“For all of us, ESPN is a great partner and a great entity to emulate,” says Bob Bowman, president and chief executive of MLB Advanced Media. “What’s different here is that it moves quickly.” Each 120 Sports segment will air in real time through apps and a website. The clips will also be tagged and coded so each one can be found by people looking for something specific. The apps and website will be free at first, although there may be premium services at some point.

The leagues aren’t exactly going it alone: Time Inc., the owner of Sports Illustrated,, is a partner in the venture, as is Chicago’s Silver Chalice Ventures, which owns a digital sports network. The two media companies will be in charge of selling advertising, and Silver Chalice will oversee the 100-plus employees dedicated to the project working out of two buildings at Harpo Studios in Chicago.

With many of America’s pro sports on board, 120 Sports would seem well-positioned to offer a comprehensive digital alternative for fans seeking highlights. But viewers will notice two glaring omissions:

No Full Games: 120 Sports doesn’t have any plans to show actual sporting events in their entirety, Bowman says, although many of the leagues involved are already showing games through their own websites and apps. Given the value of broadcast rights for live events, a digital network focused only on highlights and analysis certainly carries less risk, but it also ignores the single most valuable unique asset the leagues have.

No Football: The one acronym missing from the 120 Sports backers, of course, is NFL. Pro football’s ridiculously profitable television business has always made it the odd man out when it comes to digital strategy.
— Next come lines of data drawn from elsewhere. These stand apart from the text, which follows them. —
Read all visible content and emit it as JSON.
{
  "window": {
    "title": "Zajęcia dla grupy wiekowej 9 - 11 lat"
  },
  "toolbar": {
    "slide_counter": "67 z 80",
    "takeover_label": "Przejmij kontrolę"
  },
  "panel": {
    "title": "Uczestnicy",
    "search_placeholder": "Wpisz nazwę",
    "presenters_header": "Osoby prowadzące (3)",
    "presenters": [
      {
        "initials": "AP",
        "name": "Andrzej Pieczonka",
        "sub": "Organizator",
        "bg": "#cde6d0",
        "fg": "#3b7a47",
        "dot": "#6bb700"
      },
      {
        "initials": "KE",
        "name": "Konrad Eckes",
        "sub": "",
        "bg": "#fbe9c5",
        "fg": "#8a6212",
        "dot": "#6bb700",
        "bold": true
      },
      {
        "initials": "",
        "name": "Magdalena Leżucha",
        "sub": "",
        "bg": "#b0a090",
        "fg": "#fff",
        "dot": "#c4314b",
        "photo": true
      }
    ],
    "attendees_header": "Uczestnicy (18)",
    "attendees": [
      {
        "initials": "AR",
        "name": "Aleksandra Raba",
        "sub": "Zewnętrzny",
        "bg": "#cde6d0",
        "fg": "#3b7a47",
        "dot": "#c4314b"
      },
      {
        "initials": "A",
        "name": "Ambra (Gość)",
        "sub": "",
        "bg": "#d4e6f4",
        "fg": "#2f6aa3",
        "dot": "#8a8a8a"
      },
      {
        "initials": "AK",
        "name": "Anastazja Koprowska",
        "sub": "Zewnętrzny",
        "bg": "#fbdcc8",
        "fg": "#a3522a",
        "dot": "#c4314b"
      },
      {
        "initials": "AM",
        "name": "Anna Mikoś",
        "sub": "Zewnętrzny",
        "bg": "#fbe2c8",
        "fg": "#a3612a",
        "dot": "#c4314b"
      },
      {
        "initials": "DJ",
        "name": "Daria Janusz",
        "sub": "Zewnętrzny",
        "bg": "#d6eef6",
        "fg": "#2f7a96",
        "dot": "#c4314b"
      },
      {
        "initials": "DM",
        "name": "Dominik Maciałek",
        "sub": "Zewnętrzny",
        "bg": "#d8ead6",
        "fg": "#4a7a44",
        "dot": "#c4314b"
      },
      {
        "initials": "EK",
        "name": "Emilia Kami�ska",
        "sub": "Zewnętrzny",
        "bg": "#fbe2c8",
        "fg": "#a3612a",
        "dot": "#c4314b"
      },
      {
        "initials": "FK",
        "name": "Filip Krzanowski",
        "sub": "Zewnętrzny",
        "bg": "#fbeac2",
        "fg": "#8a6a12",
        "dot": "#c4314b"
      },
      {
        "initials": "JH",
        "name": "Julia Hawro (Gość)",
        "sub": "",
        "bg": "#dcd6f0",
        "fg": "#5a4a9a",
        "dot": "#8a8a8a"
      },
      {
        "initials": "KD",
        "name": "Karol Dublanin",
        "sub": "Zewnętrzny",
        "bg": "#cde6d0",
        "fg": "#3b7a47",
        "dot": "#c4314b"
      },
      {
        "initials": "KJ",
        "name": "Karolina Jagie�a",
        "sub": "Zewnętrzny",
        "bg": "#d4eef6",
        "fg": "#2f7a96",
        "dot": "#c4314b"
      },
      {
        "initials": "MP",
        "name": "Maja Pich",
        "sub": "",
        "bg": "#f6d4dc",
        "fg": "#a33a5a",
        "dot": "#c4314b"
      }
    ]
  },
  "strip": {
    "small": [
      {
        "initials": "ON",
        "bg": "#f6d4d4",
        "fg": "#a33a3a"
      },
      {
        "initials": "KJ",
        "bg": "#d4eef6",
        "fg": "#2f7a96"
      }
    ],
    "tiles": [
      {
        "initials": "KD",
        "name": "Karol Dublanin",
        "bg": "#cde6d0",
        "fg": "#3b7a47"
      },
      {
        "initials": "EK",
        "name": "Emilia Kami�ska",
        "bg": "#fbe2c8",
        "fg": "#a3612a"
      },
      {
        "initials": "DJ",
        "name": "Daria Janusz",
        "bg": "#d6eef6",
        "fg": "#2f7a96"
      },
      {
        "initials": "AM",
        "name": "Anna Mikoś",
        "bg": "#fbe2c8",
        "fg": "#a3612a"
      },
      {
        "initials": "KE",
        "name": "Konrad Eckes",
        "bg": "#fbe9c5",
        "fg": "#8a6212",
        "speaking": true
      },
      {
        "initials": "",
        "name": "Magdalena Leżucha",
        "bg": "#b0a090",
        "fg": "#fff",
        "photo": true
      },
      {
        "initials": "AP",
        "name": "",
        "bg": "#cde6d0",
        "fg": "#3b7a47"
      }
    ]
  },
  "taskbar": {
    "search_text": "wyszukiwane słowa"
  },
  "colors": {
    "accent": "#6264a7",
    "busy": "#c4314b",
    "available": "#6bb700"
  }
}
It will be a stretch to sell anything as a full sports offering without constant coverage of the country’s most popular league. 120 Sports is in various stages of negotiations with other sports entities to bring coverage of such things as golf and tennis, and Bowman argues that the NFL’s absence shouldn’t be seen as a rejection. “So far,” he says of the holdouts, “no one has said ‘no thank you.’”